The drive built around the panchayat polls is not restricted to Jaipur. According to the PTI report, officials in Sikar "are planning to motivate rural women to start doing away with the practice during the panchayat elections."
Interestingly, the meetings held to discuss "the issue" of ghoonghat, will be discussed every Friday.
The same report has quoted Anuradha Saxena, assistant director of the Women and Child Development Department-Sikar, as saying, "Our grassroot wokers, Sathin, along with activists, members of women self-help groups and local women are holding meetings every Friday on different issues. The issue of 'ghoonghat' is being discussed on one Friday every month (sic)."
This tweet mentions a campaign to "take down ghoonghat pratha" in Bikaner district.

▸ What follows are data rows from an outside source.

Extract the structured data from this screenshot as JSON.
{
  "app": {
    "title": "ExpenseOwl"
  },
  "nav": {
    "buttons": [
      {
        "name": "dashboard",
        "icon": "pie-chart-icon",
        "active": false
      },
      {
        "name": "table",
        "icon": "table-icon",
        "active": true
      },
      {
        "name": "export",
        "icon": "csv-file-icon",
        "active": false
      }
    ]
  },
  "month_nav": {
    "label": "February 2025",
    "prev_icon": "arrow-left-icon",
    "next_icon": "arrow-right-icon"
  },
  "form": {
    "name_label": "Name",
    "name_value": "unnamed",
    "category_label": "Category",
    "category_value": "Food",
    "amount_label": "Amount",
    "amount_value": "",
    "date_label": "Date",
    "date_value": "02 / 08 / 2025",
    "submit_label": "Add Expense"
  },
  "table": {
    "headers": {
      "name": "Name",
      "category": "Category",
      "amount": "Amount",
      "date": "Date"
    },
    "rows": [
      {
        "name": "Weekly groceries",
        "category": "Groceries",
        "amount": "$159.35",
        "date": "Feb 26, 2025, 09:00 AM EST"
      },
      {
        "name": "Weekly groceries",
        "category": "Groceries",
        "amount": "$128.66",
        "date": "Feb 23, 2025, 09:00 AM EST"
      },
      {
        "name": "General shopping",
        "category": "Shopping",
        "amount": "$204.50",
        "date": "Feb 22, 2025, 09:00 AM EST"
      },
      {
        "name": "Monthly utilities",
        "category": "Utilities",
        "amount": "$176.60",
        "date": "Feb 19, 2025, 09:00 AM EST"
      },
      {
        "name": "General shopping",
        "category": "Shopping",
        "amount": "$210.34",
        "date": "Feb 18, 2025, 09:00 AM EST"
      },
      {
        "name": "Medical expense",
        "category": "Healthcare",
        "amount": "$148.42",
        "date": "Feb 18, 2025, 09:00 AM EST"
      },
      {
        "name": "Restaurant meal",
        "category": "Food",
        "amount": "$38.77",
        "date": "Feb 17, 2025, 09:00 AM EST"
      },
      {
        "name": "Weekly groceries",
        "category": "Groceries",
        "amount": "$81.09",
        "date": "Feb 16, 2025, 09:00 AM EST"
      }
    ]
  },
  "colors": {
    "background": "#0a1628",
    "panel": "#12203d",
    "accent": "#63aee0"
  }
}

The debate on the issue was spiced up by a Twitter post from mythologist Devdutt Patttanaik. His claims were immediately countered.
Fool!— True Indology (@TIinExile) January 14, 2020
You are wrong again!
There is presence of veil even in the earliest Indian temple art.
This is an image of a Yakshi excavated from an ancient temple site in Gandhara (2nd century CE). One can clearly see her veil. This was 500 years before Islamic religion was even born. https://t.co/O4qd2grf44 pic.twitter.com/TM3zwWaNbZ
And here is another depiction of a Yakshi (folk goddess) from Bharhut, Madhya Pradesh (2nd century BCE).— True Indology (@TIinExile) January 14, 2020
One can very clearly see her head covering. This was depicted 800 years before Islam
I could go on and on. The fact is that veils are very prominent in Indian temple art. pic.twitter.com/w6oIcXhQmJ
The issue has divided Twitter users. Many believe that the Congress-led state government is targeting a Hindu custom. Others said that BJP supporters were communalising the issue.
As you are no doubt aware, Swarajya is a media product that is directly dependent on support from its readers in the form of subscriptions. We do not have the muscle and backing of a large media conglomerate nor are we playing for the large advertisement sweep-stake.
Our business model is you and your subscription. And in challenging times like these, we need your support now more than ever.
We deliver over 10 - 15 high quality articles with expert insights and views. From 7AM in the morning to 10PM late night we operate to ensure you, the reader, get to see what is just right.
Becoming a Patron or a subscriber for as little as Rs 1200/year is the best way you can support our efforts.